With a continuation of the downward stroke of actuator 33, the air and liquid mixture is forced from and through space 145 into foamer housing 45. The travel of the air and liquid mixture into and through housing 45 begins (i.e., enters) with the standard (coarser) mesh screen 46 and then exits through the finer mesh screen 47. The exiting foam is dispensed out through nozzle portion 33a and specifically out dispensing opening 34. These three foam production stages progressively create smaller and smaller bubbles and ultimately achieve what is regarded as quality foam.
Another factor which has a bearing on the quality of foam is the speed of the air- liquid mixture as it is pushed through the mesh screens 46 and 47. Slow pumping of the liquid and air mixture is likely to flood the first mesh screen 46 and the result is a poorer quality foam or no foam.
As described, the interference fit between the collar 24 and actuator 33 causes a greater actuation force to be exerted over what would otherwise be required to actually depress the actuator, assuming no interference fit. Once the outwardly protruding portion 94 of the actuator 33 travels downwardly passed the interference surface of actuator lip 52, the actuator 33 to some extent breaks free and experiences an acceleration which helps to generate the desired speed for the movement of the piston 43 and thus the desired speed for the flows of liquid and air. This interference between the collar 24 and actuator 33 and the resulting acceleration can be further described by thinking of what happens when a refrigerator door is opened. Once the magnetic force is overcome, the door experiences a brief period of acceleration due to the added force which has been applied and is now higher than needed to move the door. While this higher force was required initially to overcome the magnetic force, once that magnetic force or attraction is broken, the door breaks free and there is a brief period of acceleration.
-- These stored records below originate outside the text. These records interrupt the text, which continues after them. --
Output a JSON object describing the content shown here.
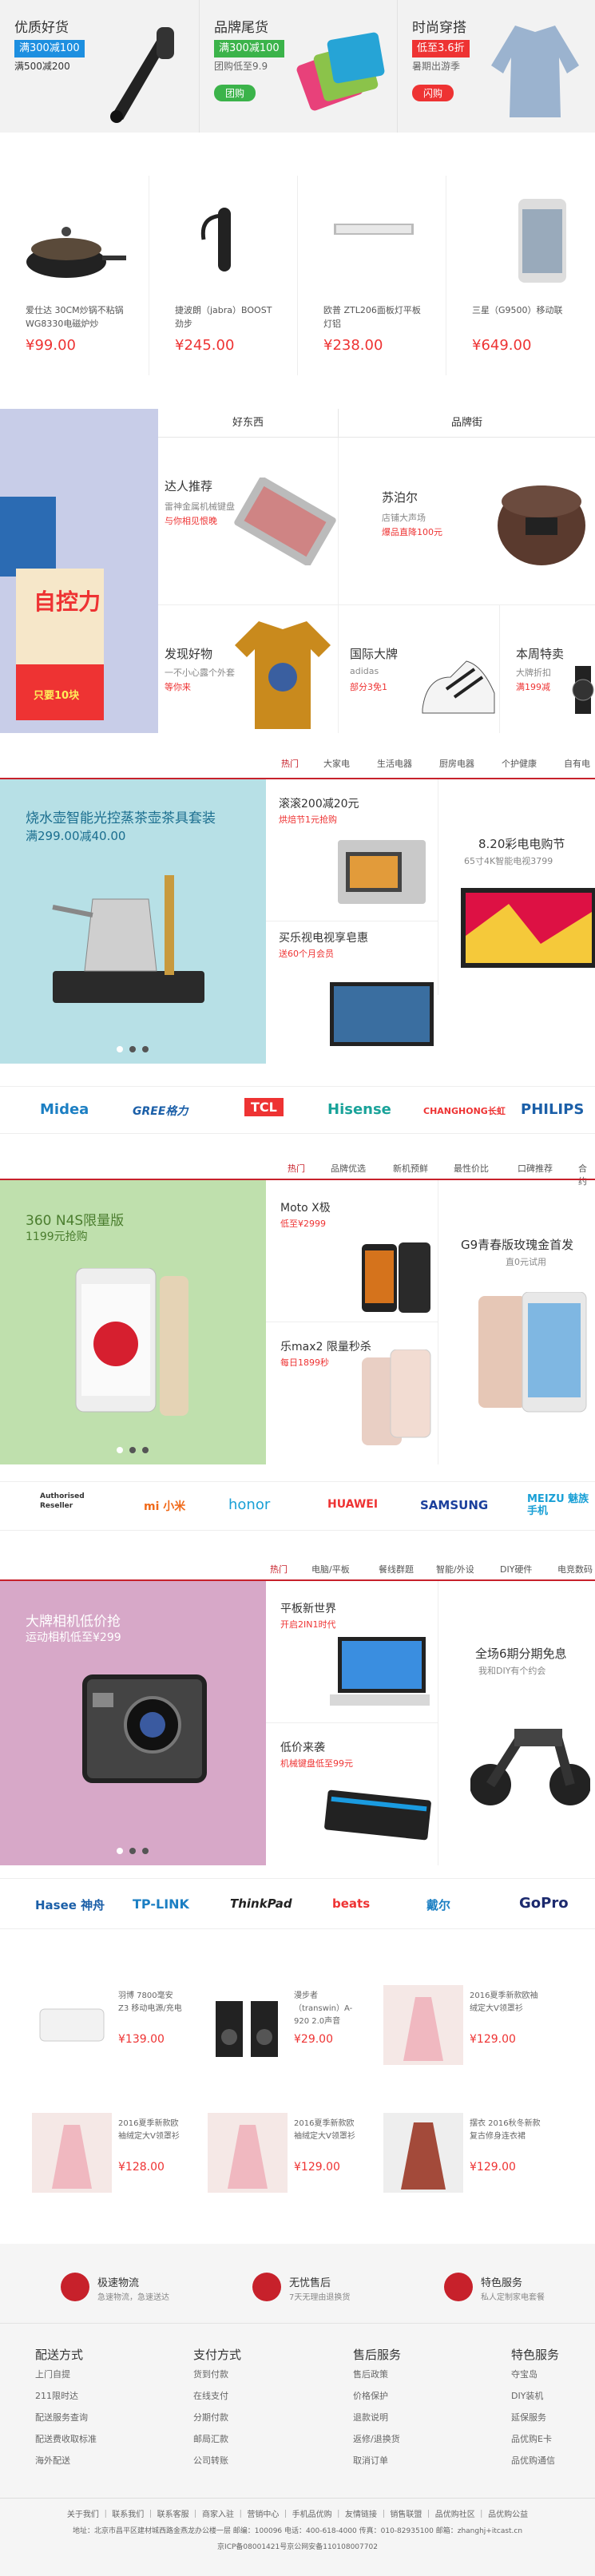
{
  "promo": [
    {
      "title": "优质好货",
      "tag1": "满300减100",
      "tag2": "满500减200"
    },
    {
      "title": "品牌尾货",
      "tag1": "满300减100",
      "sub": "团购低至9.9",
      "btn": "团购"
    },
    {
      "title": "时尚穿搭",
      "tag1": "低至3.6折",
      "sub": "暑期出游季",
      "btn": "闪购"
    }
  ],
  "products": [
    {
      "name": "爱仕达 30CM炒锅不粘锅WG8330电磁炉炒",
      "price": "¥99.00"
    },
    {
      "name": "捷波朗（jabra）BOOST劲步",
      "price": "¥245.00"
    },
    {
      "name": "欧普 ZTL206面板灯平板灯铝",
      "price": "¥238.00"
    },
    {
      "name": "三星（G9500）移动联",
      "price": "¥649.00"
    }
  ],
  "haodongxi": {
    "col1": "好东西",
    "col2": "品牌街",
    "books_title": "自控力",
    "books_promo": "只要10块",
    "items": [
      {
        "t": "达人推荐",
        "d1": "雷神金属机械键盘",
        "d2": "与你相见恨晚"
      },
      {
        "t": "苏泊尔",
        "d1": "店铺大声场",
        "d2": "爆品直降100元"
      },
      {
        "t": "发现好物",
        "d1": "一不小心露个外套",
        "d2": "等你来"
      },
      {
        "t": "国际大牌",
        "d1": "adidas",
        "d2": "部分3免1"
      },
      {
        "t": "本周特卖",
        "d1": "大牌折扣",
        "d2": "满199减"
      }
    ]
  },
  "sec1": {
    "tabs": [
      "热门",
      "大家电",
      "生活电器",
      "厨房电器",
      "个护健康",
      "自有电"
    ],
    "big_title": "烧水壶智能光控蒸茶壶茶具套装",
    "big_sub": "满299.00减40.00",
    "items": [
      {
        "t": "滚滚200减20元",
        "d": "烘焙节1元抢购"
      },
      {
        "t": "8.20彩电电购节",
        "d": "65寸4K智能电视3799"
      },
      {
        "t": "买乐视电视享皂惠",
        "d": "送60个月会员"
      }
    ],
    "brands": [
      "Midea",
      "GREE格力",
      "TCL",
      "Hisense",
      "CHANGHONG长虹",
      "PHILIPS"
    ]
  },
  "sec2": {
    "tabs": [
      "热门",
      "品牌优选",
      "新机预鲜",
      "最性价比",
      "口碑推荐",
      "合约"
    ],
    "big_title": "360 N4S限量版",
    "big_sub": "1199元抢购",
    "items": [
      {
        "t": "Moto X极",
        "d": "低至¥2999"
      },
      {
        "t": "G9青春版玫瑰金首发",
        "d": "直0元试用"
      },
      {
        "t": "乐max2 限量秒杀",
        "d": "每日1899秒"
      }
    ],
    "brands": [
      "Authorised Reseller",
      "mi 小米",
      "honor",
      "HUAWEI",
      "SAMSUNG",
      "MEIZU 魅族手机"
    ]
  },
  "sec3": {
    "tabs": [
      "热门",
      "电脑/平板",
      "餐线群题",
      "智能/外设",
      "DIY硬件",
      "电竞数码"
    ],
    "big_title": "大牌相机低价抢",
    "big_sub": "运动相机低至¥299",
    "items": [
      {
        "t": "平板新世界",
        "d": "开启2IN1时代"
      },
      {
        "t": "全场6期分期免息",
        "d": "我和DIY有个约会"
      },
      {
        "t": "低价来袭",
        "d": "机械键盘低至99元"
      }
    ],
    "brands": [
      "Hasee 神舟",
      "TP-LINK",
      "ThinkPad",
      "beats",
      "戴尔",
      "GoPro"
    ]
  },
  "grid": [
    {
      "name": "羽博 7800毫安 Z3 移动电源/充电",
      "price": "¥139.00"
    },
    {
      "name": "漫步者（transwin）A-920 2.0声音",
      "price": "¥29.00"
    },
    {
      "name": "2016夏季新款欧袖绒定大V领罩衫",
      "price": "¥129.00"
    },
    {
      "name": "2016夏季新款欧袖绒定大V领罩衫",
      "price": "¥128.00"
    },
    {
      "name": "2016夏季新款欧袖绒定大V领罩衫",
      "price": "¥129.00"
    },
    {
      "name": "摆衣 2016秋冬新款复古修身连衣裙",
      "price": "¥129.00"
    }
  ],
  "services": [
    {
      "t": "极速物流",
      "d": "急速物流，急速送达"
    },
    {
      "t": "无忧售后",
      "d": "7天无理由退换货"
    },
    {
      "t": "特色服务",
      "d": "私人定制家电套餐"
    }
  ],
  "footer_cols": [
    {
      "h": "配送方式",
      "l": [
        "上门自提",
        "211限时达",
        "配送服务查询",
        "配送费收取标准",
        "海外配送"
      ]
    },
    {
      "h": "支付方式",
      "l": [
        "货到付款",
        "在线支付",
        "分期付款",
        "邮局汇款",
        "公司转账"
      ]
    },
    {
      "h": "售后服务",
      "l": [
        "售后政策",
        "价格保护",
        "退款说明",
        "返修/退换货",
        "取消订单"
      ]
    },
    {
      "h": "特色服务",
      "l": [
        "夺宝岛",
        "DIY装机",
        "延保服务",
        "品优购E卡",
        "品优购通信"
      ]
    }
  ],
  "bottom_links": "关于我们 ｜ 联系我们 ｜ 联系客服 ｜ 商家入驻 ｜ 营销中心 ｜ 手机品优购 ｜ 友情链接 ｜ 销售联盟 ｜ 品优购社区 ｜ 品优购公益",
  "address": "地址：北京市昌平区建材城西路金燕龙办公楼一层 邮编：100096 电话：400-618-4000 传真：010-82935100 邮箱：zhanghj+itcast.cn",
  "icp": "京ICP备08001421号京公网安备110108007702",
  "colors": {
    "accent": "#c7212b",
    "price": "#e33"
  }
}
The flow speed of the liquid and air constituents is also influenced to some degree by the size of the flow openings and passageways.
As the downward stroke of the actuator continues, the compression force on spring 37 increases, thereby storing kinetic spring energy for the spring return stroke which will move the actuator 33 and the related components back to their upper starting position as illustrated in FIG. 2. When the user of foam dispenser 20 removes the force or pressure on actuator 33, spring 37 tries to extend itself back to its starting or static position as is illustrated in FIG. 2. The upward travel of plunger 42, as acted on by spring 37, engages the valve pin head 125 and pushes up on piston 43. This upward travel creates a negative pressure in the liquid chamber 31 and pulls up ball 36 off of its valve seat 67. This action creates a liquid flow path for a replacement volume of liquid to be drawn out of the container and delivered into the liquid chamber 31 as the next charge of liquid for the next foam dispensing cycle. As the next charge of replacement liquid is suctioned out of the container 22, the negative head pressure is equalized by the flow of air through the clearance space created between the actuator and the collar and through hole 63a (see FIG. 14B).
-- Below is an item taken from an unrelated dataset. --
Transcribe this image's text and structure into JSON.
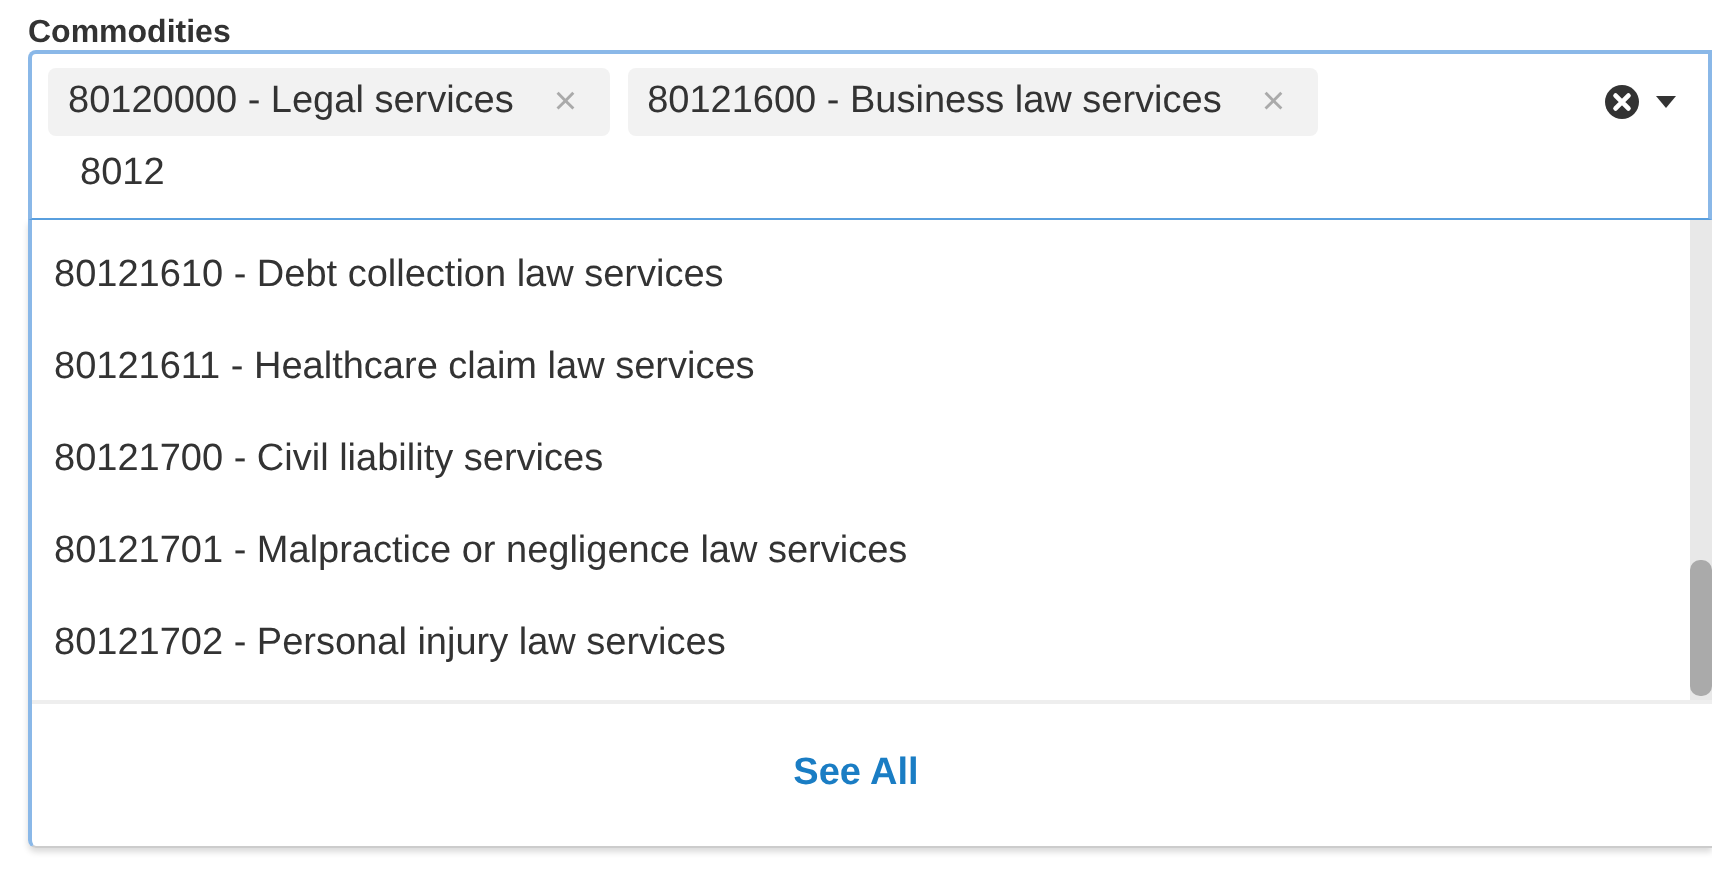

The negative pressure in the air chamber due to the upward movement of piston 43 pulls tapered skirt 44c away from the inside surface of wall 99 and thereby uncovers the air vent openings 110. Thereafter, replacement air is able to enter the air chamber 30 by way of the separation gap or space 97 between the collar 24 and the actuator 33 (see FIG. 14B).
While the preferred embodiment of the invention has been illustrated and described in the drawings and foregoing description, the same is to be considered as illustrative and not restrictive in character, it being understood that all changes and modifications that come within the spirit of the invention are desired to be protected.